EXERCISE BRIEF: In the records below, count each line where the word "title" appears, and reply with that number only.

SUPPLIED ENTRIES:
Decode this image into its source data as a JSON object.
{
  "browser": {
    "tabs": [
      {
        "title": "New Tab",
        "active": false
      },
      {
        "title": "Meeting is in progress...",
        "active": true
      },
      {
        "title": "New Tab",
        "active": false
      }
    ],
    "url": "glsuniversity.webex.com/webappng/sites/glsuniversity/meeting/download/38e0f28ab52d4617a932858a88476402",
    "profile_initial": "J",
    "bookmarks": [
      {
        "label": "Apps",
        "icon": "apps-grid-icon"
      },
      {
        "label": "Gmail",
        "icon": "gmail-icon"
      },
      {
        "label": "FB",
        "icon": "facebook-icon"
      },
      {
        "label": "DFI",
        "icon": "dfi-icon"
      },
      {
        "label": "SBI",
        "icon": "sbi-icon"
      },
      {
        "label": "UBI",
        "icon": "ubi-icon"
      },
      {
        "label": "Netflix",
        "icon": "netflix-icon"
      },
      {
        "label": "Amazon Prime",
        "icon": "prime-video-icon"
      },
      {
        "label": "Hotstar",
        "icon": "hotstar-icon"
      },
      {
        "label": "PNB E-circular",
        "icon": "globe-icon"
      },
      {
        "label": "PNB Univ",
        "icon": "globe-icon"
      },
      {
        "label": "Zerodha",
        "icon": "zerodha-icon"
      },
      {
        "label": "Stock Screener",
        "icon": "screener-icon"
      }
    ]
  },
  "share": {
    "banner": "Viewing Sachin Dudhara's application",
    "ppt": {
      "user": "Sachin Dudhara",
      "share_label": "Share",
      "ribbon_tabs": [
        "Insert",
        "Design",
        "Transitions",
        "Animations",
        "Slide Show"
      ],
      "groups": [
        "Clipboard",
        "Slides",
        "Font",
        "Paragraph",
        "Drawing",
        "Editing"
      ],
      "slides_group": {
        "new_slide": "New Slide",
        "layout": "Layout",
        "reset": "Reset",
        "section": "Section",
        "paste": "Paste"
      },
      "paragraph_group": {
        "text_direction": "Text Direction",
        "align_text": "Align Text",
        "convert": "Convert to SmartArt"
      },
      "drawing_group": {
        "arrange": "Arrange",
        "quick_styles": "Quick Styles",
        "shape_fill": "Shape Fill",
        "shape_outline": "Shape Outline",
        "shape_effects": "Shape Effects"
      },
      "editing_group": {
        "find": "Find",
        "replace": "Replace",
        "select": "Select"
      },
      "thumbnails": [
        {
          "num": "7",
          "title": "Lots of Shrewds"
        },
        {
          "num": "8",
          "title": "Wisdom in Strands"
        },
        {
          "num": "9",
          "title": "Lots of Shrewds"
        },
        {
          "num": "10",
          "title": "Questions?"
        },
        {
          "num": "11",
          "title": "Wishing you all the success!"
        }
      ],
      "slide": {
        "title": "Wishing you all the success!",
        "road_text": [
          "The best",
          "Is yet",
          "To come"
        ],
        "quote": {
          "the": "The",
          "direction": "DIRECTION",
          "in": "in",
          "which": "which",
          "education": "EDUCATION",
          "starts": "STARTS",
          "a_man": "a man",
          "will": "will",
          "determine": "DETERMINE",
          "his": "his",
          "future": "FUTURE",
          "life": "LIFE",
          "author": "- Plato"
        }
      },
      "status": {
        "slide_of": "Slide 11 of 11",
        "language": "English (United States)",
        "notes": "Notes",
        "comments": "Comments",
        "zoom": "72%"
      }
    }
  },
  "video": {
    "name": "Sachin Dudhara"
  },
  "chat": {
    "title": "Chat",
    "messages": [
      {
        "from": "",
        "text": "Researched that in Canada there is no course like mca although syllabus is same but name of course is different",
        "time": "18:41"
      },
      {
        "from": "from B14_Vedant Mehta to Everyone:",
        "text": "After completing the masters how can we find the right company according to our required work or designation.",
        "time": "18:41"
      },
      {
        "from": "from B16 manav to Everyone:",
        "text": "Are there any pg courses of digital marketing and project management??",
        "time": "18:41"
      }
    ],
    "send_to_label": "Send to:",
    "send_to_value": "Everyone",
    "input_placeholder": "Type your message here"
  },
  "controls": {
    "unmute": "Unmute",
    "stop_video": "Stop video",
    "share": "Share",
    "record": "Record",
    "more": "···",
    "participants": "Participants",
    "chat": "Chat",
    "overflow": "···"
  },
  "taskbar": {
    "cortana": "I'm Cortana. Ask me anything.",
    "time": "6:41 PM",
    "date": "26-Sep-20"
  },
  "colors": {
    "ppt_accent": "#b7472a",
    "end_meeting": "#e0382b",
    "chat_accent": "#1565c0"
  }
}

ANSWER TO THIS EXERCISE: 10